Vijay Mallya's arrest in London on Tuesday by the Scotland Yard and his subsequent appearance in front of a local court, where he was granted bail, is only the first among several steps involved in an uncertain and long-drawn process of extradition to India.
Under the provisions of the conditional bail granted to Mallya, he won't be allowed to leave the UK or apply for any international visas, the Times of India reported citing CBI sources. Mallya is also been asked to remain confined at his house at Hertfordshire near London, and stay available for any communication by keeping his mobile phone switched on at all time.
Mallya's lawyer, Amit Desai, has said the proceedings against him may take six months to a year before the UK makes a decision to extradite Mallya, who is accused of money laundering, as well as misleading banks in connection to thousands of crores in loans borrowed from a consortium of banks for his now defunct Kingfisher Airlines. The banks are seeking over Rs 9,000 crores in outstanding loans in connection to the case. Mallya has consistently denied wrongdoing and accused the media for declaring him guilty disregarding due legal processes.
Mallya's extradition will be governed by the extradition treaty signed between India and the UK in 1992, under which only one person -- the fugitive Samirbhai Vinubhai Patel -- has so far been extradited.
Following the preliminary hearing on Tuesday, Mallya will now have to appear for an extradition hearing in the next few weeks, where a magistrate will decide if the accusations against Mallya merit an extradition so Mallya can stand trial in India. If granted, the UK home secretary has the final say in the matter.
However, there are a number of provisions in the UK laws that don't make extradition easy. For example, the UK laws prohibit extradition where the accused could potentially face a death penalty or human rights violations, or tried for charges other than the ones for which the extradition request has been granted. Mallya also has the right to contest the verdict in higher courts in the UK.
Many high profile cases where India has sought extradition are stuck in limbo or denied including that of former IPL chairman Lalit Modi. In addition to Mallya, at least nine extradition requests are pending with the UK, the Indian Express reported.
What's next for banks?
While it's uncertain to what extent banks stand to recover all they are owed, they are looking at Mallya's arrest as a positive next step, especially the signal it gives out to the larger business community.
So far, banks have been able to recover a portion of dues by auctioning Mallya's properties in India, but have rejected a settlement offer by Mallya. Recently, the banks sold his Kingfisher Villa in Goa for Rs 73 crores. Many of his properties on the auction block have also faced difficulty in funding buyers, according to media reports. For example, his Kingfisher House in Mumbai remains unsold.
The Mallya case also highlights that public sector banks in India are becoming increasingly more vocal taking tough stands against big loan defaulters. A public sector banker involved in the recovery of loans from Mallya told Mint, "If a borrower wants to drag legitimate repayment to banks or plans to escape the country, he will think twice due to this case."

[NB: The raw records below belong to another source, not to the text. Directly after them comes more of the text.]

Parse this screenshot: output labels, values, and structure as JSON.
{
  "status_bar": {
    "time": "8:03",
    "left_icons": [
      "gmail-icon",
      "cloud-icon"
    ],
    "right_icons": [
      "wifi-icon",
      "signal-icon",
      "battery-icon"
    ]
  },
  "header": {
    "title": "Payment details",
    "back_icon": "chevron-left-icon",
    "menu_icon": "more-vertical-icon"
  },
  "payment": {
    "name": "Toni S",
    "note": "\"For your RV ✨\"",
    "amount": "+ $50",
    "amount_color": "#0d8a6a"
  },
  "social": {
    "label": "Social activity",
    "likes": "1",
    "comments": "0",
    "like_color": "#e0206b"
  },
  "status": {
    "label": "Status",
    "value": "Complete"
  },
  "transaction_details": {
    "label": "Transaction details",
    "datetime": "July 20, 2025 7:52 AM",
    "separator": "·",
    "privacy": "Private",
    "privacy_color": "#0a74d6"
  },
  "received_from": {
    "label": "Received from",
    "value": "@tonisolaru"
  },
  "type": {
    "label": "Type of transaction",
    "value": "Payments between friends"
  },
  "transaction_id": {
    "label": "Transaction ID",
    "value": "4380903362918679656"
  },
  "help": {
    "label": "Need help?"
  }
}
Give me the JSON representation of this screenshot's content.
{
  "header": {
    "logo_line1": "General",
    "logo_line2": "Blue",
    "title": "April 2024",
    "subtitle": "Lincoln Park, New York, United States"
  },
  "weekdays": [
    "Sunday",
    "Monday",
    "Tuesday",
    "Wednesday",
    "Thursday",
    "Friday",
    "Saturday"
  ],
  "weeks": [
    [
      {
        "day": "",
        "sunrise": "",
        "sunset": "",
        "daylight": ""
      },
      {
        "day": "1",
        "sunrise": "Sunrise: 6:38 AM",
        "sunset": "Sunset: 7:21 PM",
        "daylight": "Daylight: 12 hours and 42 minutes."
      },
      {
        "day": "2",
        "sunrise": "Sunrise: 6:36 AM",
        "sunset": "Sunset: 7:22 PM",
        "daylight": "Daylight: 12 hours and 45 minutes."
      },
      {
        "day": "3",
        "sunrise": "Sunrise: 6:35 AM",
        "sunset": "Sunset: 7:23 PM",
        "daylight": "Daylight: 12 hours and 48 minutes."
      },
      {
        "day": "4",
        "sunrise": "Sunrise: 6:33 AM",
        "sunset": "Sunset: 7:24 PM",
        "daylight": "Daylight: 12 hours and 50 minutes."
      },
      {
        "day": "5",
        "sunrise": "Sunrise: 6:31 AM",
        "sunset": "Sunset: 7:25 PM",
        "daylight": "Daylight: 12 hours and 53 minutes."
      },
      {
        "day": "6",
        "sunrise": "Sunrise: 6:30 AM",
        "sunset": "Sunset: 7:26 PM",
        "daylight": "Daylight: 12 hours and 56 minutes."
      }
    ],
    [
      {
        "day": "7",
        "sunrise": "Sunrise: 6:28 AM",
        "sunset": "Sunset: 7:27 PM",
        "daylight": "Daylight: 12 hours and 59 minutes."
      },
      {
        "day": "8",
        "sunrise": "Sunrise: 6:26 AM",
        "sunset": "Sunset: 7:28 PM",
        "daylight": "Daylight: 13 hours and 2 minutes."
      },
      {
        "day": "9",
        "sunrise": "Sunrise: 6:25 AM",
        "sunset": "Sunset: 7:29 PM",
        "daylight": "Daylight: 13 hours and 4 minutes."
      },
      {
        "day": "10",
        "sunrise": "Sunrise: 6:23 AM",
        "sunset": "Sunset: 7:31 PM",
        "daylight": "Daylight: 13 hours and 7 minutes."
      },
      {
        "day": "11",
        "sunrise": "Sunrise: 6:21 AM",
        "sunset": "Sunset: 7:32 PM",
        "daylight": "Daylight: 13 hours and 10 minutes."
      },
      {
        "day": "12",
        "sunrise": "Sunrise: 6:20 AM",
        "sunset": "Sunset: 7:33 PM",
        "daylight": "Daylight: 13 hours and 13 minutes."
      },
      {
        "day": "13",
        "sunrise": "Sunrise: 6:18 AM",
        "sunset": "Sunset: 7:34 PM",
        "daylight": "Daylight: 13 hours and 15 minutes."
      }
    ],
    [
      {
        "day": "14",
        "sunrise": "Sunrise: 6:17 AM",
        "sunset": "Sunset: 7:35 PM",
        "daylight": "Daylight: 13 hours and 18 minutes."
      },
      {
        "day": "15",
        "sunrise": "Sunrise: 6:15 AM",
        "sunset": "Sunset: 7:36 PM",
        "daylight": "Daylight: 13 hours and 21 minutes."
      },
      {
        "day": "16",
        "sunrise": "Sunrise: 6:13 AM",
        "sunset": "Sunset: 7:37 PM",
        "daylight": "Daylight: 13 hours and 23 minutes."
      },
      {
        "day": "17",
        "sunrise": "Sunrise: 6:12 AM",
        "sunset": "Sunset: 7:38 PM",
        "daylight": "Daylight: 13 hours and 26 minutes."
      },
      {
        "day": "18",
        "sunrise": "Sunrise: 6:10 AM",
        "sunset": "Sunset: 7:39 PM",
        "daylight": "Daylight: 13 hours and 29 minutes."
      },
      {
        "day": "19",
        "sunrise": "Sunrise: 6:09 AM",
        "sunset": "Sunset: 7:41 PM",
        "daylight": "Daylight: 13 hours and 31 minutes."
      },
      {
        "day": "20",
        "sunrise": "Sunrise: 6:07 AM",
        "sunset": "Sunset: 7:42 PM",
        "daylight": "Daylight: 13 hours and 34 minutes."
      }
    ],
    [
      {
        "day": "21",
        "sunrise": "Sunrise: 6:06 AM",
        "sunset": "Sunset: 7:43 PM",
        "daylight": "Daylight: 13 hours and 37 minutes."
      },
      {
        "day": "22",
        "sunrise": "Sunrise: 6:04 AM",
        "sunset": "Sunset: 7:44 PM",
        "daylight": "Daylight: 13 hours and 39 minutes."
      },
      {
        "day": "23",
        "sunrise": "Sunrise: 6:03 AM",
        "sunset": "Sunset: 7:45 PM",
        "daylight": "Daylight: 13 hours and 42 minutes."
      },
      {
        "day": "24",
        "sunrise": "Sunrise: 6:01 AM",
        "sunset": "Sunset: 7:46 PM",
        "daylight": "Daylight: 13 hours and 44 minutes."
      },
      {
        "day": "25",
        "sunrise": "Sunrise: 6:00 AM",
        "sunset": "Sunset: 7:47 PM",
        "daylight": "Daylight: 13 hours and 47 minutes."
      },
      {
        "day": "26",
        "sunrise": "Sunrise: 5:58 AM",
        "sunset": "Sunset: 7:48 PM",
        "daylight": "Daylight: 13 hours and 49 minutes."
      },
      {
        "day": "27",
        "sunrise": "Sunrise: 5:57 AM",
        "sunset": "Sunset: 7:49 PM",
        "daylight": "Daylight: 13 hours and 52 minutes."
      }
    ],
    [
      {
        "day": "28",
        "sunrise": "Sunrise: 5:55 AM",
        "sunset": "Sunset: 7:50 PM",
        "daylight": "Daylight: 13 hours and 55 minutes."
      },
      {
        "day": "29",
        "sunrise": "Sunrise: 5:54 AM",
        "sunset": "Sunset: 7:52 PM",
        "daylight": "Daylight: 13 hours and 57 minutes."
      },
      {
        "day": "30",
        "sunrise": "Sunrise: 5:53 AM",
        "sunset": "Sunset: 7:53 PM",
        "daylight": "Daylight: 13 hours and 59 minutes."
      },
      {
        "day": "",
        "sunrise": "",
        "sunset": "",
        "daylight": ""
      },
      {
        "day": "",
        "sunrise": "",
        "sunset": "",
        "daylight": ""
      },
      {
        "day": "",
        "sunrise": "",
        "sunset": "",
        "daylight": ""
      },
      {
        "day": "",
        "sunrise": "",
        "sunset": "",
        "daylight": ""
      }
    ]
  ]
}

To be sure, Mallya's loan default alone isn't enough for extradition as it is a civil wrong. Accusations of money laundering and cheating are more serious offenses, for which the UK authorities could find merit in extraditing him, Ramesh Loganathan, Managing Partner, Advaya Legal, points out.